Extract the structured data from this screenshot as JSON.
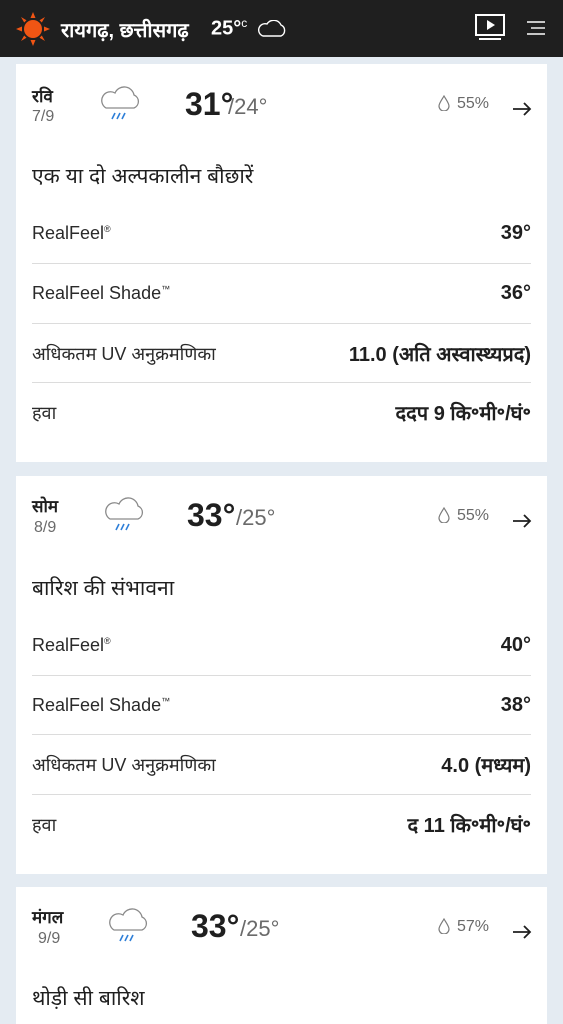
{
  "header": {
    "location": "रायगढ़, छत्तीसगढ़",
    "current_temp": "25°",
    "current_unit": "c",
    "sun_icon": "sun-icon",
    "cloud_icon": "cloudy-icon",
    "video_icon": "play-video-icon",
    "menu_icon": "menu-icon"
  },
  "days": [
    {
      "day": "रवि",
      "date": "7/9",
      "hi": "31°",
      "lo": "/24°",
      "precip": "55%",
      "phrase": "एक या दो अल्पकालीन बौछारें",
      "realfeel_label": "RealFeel",
      "realfeel_mark": "®",
      "realfeel_value": "39°",
      "shade_label": "RealFeel Shade",
      "shade_mark": "™",
      "shade_value": "36°",
      "uv_label": "अधिकतम UV अनुक्रमणिका",
      "uv_value": "11.0 (अति अस्वास्थ्यप्रद)",
      "wind_label": "हवा",
      "wind_value": "ददप 9 कि॰मी॰/घं॰"
    },
    {
      "day": "सोम",
      "date": "8/9",
      "hi": "33°",
      "lo": "/25°",
      "precip": "55%",
      "phrase": "बारिश की संभावना",
      "realfeel_label": "RealFeel",
      "realfeel_mark": "®",
      "realfeel_value": "40°",
      "shade_label": "RealFeel Shade",
      "shade_mark": "™",
      "shade_value": "38°",
      "uv_label": "अधिकतम UV अनुक्रमणिका",
      "uv_value": "4.0 (मध्यम)",
      "wind_label": "हवा",
      "wind_value": "द 11 कि॰मी॰/घं॰"
    },
    {
      "day": "मंगल",
      "date": "9/9",
      "hi": "33°",
      "lo": "/25°",
      "precip": "57%",
      "phrase": "थोड़ी सी बारिश"
    }
  ],
  "colors": {
    "header_bg": "#1f1f1f",
    "sun": "#f05514",
    "page_bg": "#e4ebf2"
  }
}
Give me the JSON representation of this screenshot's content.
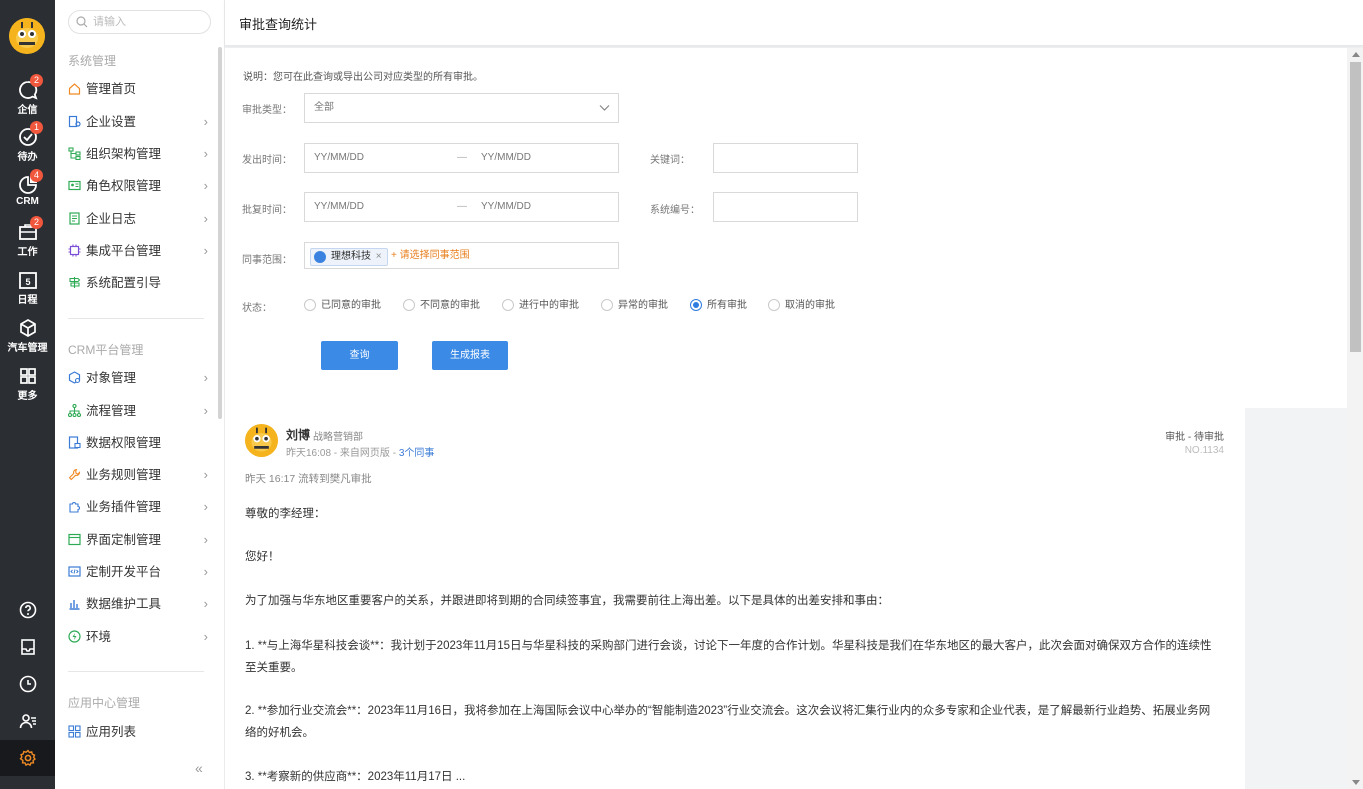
{
  "rail": {
    "items": [
      {
        "label": "企信",
        "badge": "2"
      },
      {
        "label": "待办",
        "badge": "1"
      },
      {
        "label": "CRM",
        "badge": "4"
      },
      {
        "label": "工作",
        "badge": "2"
      },
      {
        "label": "日程",
        "calendar_day": "5"
      },
      {
        "label": "汽车管理"
      },
      {
        "label": "更多"
      }
    ]
  },
  "sidebar": {
    "search_placeholder": "请输入",
    "groups": [
      {
        "title": "系统管理",
        "items": [
          "管理首页",
          "企业设置",
          "组织架构管理",
          "角色权限管理",
          "企业日志",
          "集成平台管理",
          "系统配置引导"
        ]
      },
      {
        "title": "CRM平台管理",
        "items": [
          "对象管理",
          "流程管理",
          "数据权限管理",
          "业务规则管理",
          "业务插件管理",
          "界面定制管理",
          "定制开发平台",
          "数据维护工具",
          "环境"
        ]
      },
      {
        "title": "应用中心管理",
        "items": [
          "应用列表"
        ]
      }
    ],
    "collapse_label": "«"
  },
  "header": {
    "title": "审批查询统计"
  },
  "form": {
    "note": "说明：您可在此查询或导出公司对应类型的所有审批。",
    "type_label": "审批类型：",
    "type_value": "全部",
    "send_time_label": "发出时间：",
    "reply_time_label": "批复时间：",
    "date_placeholder": "YY/MM/DD",
    "date_sep": "—",
    "keyword_label": "关键词：",
    "sysno_label": "系统编号：",
    "colleague_label": "同事范围：",
    "colleague_tag": "理想科技",
    "colleague_tag_close": "×",
    "colleague_add": "+ 请选择同事范围",
    "status_label": "状态：",
    "statuses": [
      "已同意的审批",
      "不同意的审批",
      "进行中的审批",
      "异常的审批",
      "所有审批",
      "取消的审批"
    ],
    "status_selected": "所有审批",
    "query_button": "查询",
    "report_button": "生成报表"
  },
  "card": {
    "name": "刘博",
    "dept": "战略营销部",
    "meta_prefix": "昨天16:08 - 来自网页版 - ",
    "meta_link": "3个同事",
    "status": "审批 - 待审批",
    "no": "NO.1134",
    "flow": "昨天 16:17 流转到樊凡审批",
    "paragraphs": [
      "尊敬的李经理：",
      "您好！",
      "为了加强与华东地区重要客户的关系，并跟进即将到期的合同续签事宜，我需要前往上海出差。以下是具体的出差安排和事由：",
      "1. **与上海华星科技会谈**：我计划于2023年11月15日与华星科技的采购部门进行会谈，讨论下一年度的合作计划。华星科技是我们在华东地区的最大客户，此次会面对确保双方合作的连续性至关重要。",
      "2. **参加行业交流会**：2023年11月16日，我将参加在上海国际会议中心举办的“智能制造2023”行业交流会。这次会议将汇集行业内的众多专家和企业代表，是了解最新行业趋势、拓展业务网络的好机会。",
      "3. **考察新的供应商**：2023年11月17日 ..."
    ]
  }
}
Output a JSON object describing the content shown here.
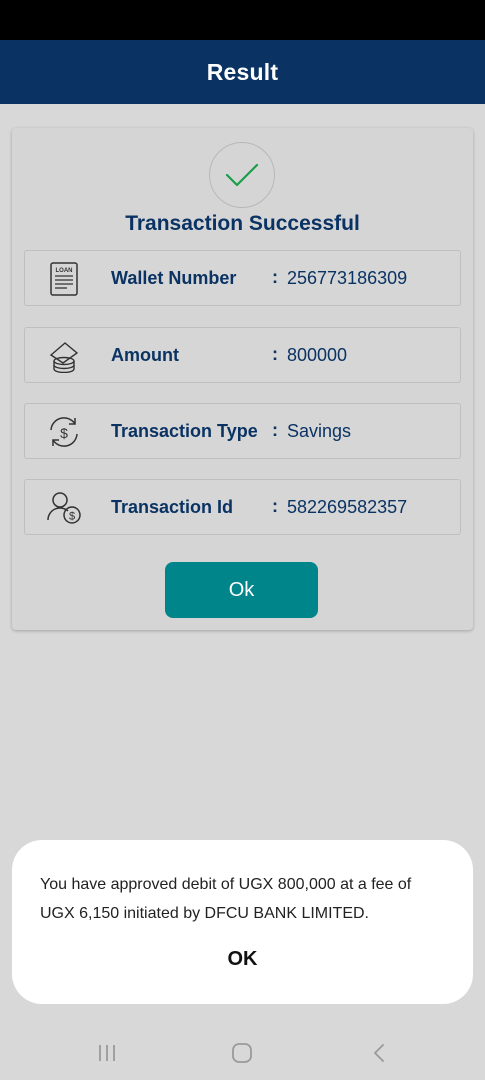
{
  "header": {
    "title": "Result"
  },
  "card": {
    "title": "Transaction Successful",
    "rows": [
      {
        "label": "Wallet Number",
        "colon": ":",
        "value": "256773186309",
        "icon": "loan-document-icon",
        "icon_text": "LOAN"
      },
      {
        "label": "Amount",
        "colon": ":",
        "value": "800000",
        "icon": "money-stack-icon"
      },
      {
        "label": "Transaction Type",
        "colon": ":",
        "value": "Savings",
        "icon": "dollar-exchange-icon"
      },
      {
        "label": "Transaction Id",
        "colon": ":",
        "value": "582269582357",
        "icon": "user-dollar-icon"
      }
    ],
    "ok_button_label": "Ok"
  },
  "toast": {
    "message": "You have approved debit of UGX 800,000 at a fee of UGX 6,150 initiated  by DFCU BANK LIMITED.",
    "ok_label": "OK"
  },
  "colors": {
    "header_bg": "#0a3363",
    "accent_teal": "#00868a",
    "text_navy": "#0a3363",
    "check_green": "#1a9e4a"
  },
  "nav": {
    "items": [
      "recent-apps-icon",
      "home-icon",
      "back-icon"
    ]
  }
}
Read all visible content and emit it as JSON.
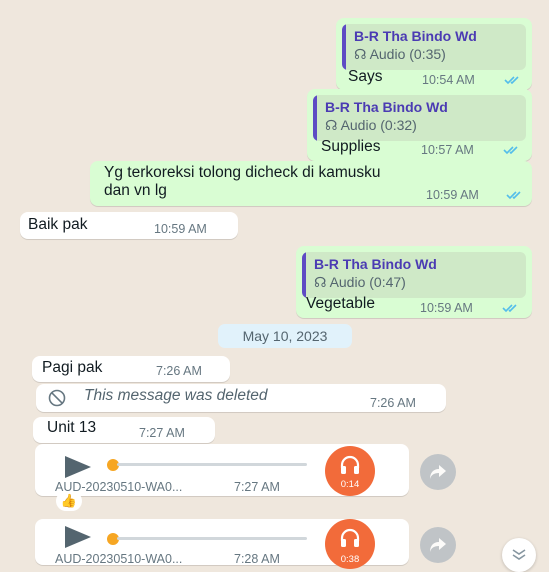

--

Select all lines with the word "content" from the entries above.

## Reply to the task
Give me the JSON representation of this screenshot's content.
Output a JSON object describing the content shown here.
Read all visible content and emit it as JSON.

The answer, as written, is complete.